## Problem to work on
A single number is required: the count of lines in the entries below that include the word "author".

## Available data
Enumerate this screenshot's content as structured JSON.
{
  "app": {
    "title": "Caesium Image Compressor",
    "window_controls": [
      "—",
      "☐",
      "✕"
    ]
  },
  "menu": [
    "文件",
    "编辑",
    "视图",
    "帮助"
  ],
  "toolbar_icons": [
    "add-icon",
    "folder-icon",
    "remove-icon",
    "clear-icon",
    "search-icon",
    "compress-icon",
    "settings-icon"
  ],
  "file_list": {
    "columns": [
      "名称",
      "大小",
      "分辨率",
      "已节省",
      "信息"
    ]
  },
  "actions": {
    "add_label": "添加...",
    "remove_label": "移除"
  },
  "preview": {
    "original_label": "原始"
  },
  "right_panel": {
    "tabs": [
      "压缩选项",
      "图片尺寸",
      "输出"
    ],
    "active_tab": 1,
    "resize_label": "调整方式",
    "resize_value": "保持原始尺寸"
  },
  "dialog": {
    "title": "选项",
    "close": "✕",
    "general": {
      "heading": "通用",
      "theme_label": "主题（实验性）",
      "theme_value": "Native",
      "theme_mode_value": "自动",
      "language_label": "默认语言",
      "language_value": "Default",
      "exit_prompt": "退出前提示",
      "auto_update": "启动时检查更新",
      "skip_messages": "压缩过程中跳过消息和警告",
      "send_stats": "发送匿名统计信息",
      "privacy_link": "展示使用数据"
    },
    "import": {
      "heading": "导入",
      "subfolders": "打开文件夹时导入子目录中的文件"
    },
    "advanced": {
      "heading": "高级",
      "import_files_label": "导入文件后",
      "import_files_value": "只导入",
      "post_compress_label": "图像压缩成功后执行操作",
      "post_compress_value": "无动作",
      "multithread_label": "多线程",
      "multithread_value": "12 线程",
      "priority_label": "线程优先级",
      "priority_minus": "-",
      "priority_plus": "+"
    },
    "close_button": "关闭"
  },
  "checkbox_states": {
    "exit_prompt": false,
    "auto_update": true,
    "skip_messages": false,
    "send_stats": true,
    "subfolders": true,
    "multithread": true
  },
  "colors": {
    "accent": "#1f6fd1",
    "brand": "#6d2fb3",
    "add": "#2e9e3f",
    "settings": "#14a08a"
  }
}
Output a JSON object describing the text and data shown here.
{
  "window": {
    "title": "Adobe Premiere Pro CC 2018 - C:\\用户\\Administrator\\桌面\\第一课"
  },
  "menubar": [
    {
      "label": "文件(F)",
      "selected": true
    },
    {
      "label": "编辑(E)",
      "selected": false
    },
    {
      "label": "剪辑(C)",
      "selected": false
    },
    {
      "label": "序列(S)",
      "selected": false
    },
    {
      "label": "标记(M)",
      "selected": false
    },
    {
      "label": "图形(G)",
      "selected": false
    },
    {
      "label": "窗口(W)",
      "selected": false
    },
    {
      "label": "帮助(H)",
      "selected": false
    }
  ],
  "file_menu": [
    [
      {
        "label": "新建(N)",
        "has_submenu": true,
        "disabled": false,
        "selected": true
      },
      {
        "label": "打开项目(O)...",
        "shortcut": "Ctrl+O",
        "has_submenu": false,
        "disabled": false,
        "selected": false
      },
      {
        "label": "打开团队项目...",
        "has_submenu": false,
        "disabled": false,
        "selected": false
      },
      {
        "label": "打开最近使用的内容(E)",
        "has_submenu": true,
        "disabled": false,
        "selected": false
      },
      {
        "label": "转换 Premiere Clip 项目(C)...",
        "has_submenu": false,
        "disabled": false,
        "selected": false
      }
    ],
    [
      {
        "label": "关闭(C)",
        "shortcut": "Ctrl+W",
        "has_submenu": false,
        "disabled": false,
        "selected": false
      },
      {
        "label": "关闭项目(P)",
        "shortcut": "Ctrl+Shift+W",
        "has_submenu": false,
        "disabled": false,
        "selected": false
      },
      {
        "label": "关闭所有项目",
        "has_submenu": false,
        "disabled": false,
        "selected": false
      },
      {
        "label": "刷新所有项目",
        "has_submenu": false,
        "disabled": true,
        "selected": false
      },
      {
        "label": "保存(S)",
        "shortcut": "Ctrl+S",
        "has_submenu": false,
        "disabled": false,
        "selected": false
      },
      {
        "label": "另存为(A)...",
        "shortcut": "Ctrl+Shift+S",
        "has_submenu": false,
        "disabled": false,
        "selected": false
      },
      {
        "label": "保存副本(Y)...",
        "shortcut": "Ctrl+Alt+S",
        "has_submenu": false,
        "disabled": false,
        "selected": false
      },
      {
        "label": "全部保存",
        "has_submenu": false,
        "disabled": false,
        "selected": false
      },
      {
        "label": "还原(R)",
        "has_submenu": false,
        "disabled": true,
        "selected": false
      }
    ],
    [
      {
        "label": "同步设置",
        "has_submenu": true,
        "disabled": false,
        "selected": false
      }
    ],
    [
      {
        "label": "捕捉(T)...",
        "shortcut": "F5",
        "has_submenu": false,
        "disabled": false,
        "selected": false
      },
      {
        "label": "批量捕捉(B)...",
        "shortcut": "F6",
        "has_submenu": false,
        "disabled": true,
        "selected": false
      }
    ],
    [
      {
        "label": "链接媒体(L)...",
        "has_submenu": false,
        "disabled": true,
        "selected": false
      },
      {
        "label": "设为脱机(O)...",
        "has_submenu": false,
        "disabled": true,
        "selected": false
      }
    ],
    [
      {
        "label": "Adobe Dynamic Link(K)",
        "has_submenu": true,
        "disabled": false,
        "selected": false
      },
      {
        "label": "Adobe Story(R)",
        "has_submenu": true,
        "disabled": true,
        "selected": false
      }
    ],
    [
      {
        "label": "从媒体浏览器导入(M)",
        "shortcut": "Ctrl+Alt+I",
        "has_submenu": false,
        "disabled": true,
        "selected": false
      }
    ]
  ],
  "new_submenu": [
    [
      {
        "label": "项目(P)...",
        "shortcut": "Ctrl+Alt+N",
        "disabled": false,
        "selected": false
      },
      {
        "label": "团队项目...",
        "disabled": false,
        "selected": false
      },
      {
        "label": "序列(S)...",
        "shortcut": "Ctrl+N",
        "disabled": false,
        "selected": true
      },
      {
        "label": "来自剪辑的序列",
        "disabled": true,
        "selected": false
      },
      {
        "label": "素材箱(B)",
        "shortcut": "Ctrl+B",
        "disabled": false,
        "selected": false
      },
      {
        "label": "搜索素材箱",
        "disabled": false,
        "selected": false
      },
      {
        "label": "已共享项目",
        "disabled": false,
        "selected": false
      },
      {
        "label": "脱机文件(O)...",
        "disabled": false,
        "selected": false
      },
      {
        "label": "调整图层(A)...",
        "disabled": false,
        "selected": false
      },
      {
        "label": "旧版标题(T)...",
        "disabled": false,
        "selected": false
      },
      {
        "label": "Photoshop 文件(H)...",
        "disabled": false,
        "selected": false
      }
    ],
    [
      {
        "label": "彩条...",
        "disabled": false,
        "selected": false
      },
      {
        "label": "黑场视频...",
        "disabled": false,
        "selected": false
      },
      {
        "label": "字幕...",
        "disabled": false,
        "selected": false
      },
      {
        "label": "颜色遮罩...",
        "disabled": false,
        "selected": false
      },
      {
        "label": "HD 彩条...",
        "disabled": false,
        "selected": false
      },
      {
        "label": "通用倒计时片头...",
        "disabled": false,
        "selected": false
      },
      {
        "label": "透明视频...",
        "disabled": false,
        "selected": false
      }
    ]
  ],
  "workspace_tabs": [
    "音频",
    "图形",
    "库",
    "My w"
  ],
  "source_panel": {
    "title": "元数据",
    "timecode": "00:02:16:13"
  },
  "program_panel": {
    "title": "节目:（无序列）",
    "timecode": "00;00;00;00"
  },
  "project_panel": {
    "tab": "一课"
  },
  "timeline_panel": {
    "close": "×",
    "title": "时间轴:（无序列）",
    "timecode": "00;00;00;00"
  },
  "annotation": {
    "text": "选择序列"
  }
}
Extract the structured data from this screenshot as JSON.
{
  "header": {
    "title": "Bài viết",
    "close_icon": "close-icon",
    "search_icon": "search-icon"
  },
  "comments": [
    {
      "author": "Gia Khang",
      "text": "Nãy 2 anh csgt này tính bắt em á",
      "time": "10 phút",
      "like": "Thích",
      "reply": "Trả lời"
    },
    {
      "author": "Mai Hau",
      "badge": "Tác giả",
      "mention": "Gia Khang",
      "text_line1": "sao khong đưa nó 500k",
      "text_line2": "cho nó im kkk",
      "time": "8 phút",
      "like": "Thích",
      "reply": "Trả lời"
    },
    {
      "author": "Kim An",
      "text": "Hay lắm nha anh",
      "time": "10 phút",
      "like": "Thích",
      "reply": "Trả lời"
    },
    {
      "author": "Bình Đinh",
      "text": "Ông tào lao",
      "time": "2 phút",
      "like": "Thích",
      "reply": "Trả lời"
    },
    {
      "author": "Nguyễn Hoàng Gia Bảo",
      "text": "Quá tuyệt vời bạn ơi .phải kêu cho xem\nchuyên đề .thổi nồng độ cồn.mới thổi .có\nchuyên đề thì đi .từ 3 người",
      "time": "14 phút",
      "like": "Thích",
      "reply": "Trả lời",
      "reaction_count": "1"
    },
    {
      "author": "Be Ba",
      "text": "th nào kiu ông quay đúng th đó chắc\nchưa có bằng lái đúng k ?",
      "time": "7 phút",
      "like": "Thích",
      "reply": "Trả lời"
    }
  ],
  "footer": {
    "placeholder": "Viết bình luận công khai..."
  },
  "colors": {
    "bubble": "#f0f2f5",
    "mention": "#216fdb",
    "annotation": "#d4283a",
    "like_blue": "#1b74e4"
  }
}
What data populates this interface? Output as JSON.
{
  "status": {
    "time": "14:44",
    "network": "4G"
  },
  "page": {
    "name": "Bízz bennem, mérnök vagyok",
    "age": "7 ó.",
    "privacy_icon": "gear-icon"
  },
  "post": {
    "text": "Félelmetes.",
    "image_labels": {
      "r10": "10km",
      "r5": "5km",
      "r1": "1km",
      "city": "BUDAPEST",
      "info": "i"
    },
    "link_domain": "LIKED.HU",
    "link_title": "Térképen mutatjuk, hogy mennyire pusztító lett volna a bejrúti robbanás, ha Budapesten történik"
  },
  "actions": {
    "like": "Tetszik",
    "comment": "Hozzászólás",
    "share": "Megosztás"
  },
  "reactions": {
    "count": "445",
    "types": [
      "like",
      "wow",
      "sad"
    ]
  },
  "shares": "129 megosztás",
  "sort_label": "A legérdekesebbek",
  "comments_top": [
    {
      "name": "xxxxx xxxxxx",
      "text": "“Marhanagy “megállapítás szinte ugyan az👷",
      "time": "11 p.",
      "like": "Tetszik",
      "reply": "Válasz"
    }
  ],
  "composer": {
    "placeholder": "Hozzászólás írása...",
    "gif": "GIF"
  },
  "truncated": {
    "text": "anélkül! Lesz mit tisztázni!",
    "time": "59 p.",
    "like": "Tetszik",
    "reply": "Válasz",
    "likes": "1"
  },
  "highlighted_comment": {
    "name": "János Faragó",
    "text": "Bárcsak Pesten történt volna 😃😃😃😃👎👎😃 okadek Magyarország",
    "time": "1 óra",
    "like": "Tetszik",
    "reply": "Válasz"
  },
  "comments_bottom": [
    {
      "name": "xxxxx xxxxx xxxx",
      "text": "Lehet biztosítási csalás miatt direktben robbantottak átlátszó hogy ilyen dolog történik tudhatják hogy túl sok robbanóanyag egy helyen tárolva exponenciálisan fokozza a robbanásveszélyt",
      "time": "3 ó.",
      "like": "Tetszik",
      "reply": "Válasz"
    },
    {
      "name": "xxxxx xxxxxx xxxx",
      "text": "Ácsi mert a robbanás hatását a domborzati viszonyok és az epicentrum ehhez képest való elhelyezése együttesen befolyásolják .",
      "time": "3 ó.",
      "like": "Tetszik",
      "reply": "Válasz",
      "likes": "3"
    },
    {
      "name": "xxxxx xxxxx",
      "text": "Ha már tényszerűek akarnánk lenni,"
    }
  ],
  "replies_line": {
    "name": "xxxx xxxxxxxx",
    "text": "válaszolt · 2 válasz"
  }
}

## Your solution
6